> What the task asks
When you spot the word "this" in a line of the data below, copy that line.

> Task data
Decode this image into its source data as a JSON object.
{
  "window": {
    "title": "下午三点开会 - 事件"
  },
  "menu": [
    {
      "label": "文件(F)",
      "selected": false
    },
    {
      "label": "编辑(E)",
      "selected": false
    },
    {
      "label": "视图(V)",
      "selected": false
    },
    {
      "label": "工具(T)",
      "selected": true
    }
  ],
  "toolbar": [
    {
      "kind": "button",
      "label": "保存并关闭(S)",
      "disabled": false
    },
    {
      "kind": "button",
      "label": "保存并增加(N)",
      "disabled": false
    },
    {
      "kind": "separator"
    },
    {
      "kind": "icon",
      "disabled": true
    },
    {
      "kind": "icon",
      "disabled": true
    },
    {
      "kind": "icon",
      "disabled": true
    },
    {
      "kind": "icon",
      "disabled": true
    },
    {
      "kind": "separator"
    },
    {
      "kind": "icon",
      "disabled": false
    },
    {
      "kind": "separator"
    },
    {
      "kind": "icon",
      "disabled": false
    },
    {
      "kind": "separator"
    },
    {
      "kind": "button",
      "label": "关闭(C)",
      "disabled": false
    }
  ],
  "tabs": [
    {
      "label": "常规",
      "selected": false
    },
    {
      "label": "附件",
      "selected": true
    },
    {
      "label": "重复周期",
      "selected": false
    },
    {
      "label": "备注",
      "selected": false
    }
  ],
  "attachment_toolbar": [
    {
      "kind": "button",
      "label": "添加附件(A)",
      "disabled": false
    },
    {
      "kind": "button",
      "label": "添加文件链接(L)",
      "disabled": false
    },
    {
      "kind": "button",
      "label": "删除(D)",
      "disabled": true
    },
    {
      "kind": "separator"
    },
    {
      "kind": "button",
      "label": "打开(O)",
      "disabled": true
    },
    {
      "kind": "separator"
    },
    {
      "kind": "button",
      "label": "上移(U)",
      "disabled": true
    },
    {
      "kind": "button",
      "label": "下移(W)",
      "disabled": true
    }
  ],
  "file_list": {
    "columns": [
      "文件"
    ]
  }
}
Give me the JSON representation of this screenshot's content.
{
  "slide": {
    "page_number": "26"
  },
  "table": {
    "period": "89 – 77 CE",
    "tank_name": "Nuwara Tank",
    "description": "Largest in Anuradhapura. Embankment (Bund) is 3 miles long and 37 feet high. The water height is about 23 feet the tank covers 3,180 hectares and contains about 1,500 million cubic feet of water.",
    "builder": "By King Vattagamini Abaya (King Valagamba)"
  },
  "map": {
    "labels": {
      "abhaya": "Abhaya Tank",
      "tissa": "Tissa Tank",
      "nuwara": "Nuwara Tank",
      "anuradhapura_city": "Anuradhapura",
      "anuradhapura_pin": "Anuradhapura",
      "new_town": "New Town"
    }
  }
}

> Answer for the task
Decode this image into its source data as a JSON object.
Give me the JSON representation of this screenshot's content.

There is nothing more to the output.